I would rather hear librarians discuss recently accomplishments or their goals for the year. It’s also better to encourage growth in the profession by enthusiastically talking about improvements and actually demonstrating your devotion to librarianship. Otherwise, we’re just inaugurating the next class of passive professionals.

As I always say, the minute I’m no longer open to changes or neglecting to research something new for my patrons, give me the boot. It’s time to go the minute things become stale in your career. I vote to encourage dynamic employees and not stereotypical public library workers.


“Hotspot at Home” Program

“Hotspot at Home” Program

Chicago PL is trying to get a grant to fund a program whereby patrons in low-income communities can loan out an internet hotspot.

I can’t imagine how they’ll be able to coordinate such an effort. I also wonder if they’ll have some sort of income contingency, or a “hold list” with a limit to how many times a family can check it out each year. But what a terrific way to really reach out to serve information needs. Makes my outreach efforts pale in comparison.


Why the Smart Reading Device of the Future May Be … Paper

Why the Smart Reading Device of the Future May Be … Paper

Excerpt: “Maybe it’s time to start thinking of paper and screens another way: not as an old technology and its inevitable replacement, but as different and complementary interfaces, each stimulating particular modes of thinking. Maybe paper is a technology uniquely suited for imbibing novels and essays and complex narratives, just as screens are for browsing and scanning.


I think this article goes hand in hand with all the concern over modern societies losing their ability to communicate despite the multitude of communication vehicles. We may have faster access by reading books virtually just like we have faster ways to communicate using phones and email, but neither of these methods are more relevant than traditional ways.

It’s about time people started standing up for print!

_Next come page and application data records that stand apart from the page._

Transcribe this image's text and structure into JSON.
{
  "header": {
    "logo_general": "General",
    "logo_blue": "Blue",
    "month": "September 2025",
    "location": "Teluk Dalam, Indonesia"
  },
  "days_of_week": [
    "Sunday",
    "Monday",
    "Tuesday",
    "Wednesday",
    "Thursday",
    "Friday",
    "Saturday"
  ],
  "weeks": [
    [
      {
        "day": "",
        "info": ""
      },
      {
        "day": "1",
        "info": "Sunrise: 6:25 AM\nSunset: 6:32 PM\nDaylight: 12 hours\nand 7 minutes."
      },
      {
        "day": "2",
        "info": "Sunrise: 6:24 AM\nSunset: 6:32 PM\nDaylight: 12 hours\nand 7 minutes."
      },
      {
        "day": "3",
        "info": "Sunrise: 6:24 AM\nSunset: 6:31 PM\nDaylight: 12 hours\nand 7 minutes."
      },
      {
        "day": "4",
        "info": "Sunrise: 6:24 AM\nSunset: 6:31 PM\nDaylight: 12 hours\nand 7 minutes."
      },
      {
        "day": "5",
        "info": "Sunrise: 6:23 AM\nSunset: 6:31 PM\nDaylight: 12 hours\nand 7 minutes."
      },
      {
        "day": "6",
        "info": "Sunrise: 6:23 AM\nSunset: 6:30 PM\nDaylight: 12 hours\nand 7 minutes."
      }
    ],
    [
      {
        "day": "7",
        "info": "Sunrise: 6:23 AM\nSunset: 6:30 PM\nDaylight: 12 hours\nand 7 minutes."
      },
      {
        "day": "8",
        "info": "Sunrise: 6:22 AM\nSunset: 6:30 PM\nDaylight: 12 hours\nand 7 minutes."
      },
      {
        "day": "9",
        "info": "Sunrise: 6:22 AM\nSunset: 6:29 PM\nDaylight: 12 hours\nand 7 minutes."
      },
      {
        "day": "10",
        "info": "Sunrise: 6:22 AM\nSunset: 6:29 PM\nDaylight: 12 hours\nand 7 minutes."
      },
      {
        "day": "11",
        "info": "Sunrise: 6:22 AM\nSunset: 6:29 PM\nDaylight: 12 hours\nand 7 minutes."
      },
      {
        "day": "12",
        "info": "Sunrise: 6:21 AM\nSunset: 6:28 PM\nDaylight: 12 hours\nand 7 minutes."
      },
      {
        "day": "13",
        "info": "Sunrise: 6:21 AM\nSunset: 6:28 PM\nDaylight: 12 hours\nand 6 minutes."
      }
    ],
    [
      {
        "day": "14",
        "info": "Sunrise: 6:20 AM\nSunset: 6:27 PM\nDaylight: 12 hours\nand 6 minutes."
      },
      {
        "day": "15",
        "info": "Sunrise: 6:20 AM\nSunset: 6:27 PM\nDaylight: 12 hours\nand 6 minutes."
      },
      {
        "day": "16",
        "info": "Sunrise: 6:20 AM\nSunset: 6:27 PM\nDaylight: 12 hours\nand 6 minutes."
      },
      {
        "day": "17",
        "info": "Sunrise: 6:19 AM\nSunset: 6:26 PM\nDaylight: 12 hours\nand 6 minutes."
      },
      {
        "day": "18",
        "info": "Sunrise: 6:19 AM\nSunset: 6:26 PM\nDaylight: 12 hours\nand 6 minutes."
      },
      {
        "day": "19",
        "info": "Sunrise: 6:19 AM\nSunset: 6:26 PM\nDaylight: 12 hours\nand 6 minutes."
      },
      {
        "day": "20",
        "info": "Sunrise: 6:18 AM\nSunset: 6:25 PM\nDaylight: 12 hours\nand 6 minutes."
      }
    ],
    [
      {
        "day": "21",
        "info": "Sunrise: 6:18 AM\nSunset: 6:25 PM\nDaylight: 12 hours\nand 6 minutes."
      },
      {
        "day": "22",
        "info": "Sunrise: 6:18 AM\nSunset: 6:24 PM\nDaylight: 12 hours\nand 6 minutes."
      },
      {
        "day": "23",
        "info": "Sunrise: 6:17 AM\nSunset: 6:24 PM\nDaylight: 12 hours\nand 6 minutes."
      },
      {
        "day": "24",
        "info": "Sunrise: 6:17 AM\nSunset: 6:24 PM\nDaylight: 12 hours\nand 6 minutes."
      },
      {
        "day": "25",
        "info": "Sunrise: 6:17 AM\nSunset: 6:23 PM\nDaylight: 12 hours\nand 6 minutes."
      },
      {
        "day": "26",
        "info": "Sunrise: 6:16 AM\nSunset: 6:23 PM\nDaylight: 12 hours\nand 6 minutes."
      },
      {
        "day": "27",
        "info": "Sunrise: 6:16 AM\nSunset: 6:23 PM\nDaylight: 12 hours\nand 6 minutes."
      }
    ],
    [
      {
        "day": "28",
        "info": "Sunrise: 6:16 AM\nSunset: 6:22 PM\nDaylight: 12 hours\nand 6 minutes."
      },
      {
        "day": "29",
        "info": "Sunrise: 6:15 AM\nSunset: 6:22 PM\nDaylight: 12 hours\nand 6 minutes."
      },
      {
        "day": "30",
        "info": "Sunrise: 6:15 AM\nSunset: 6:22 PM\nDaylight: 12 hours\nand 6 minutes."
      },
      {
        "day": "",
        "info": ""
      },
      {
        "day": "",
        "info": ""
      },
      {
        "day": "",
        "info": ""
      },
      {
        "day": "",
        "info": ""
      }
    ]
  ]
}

There’s no reason print and digital materials can’t coincide peacefully. They each have their place.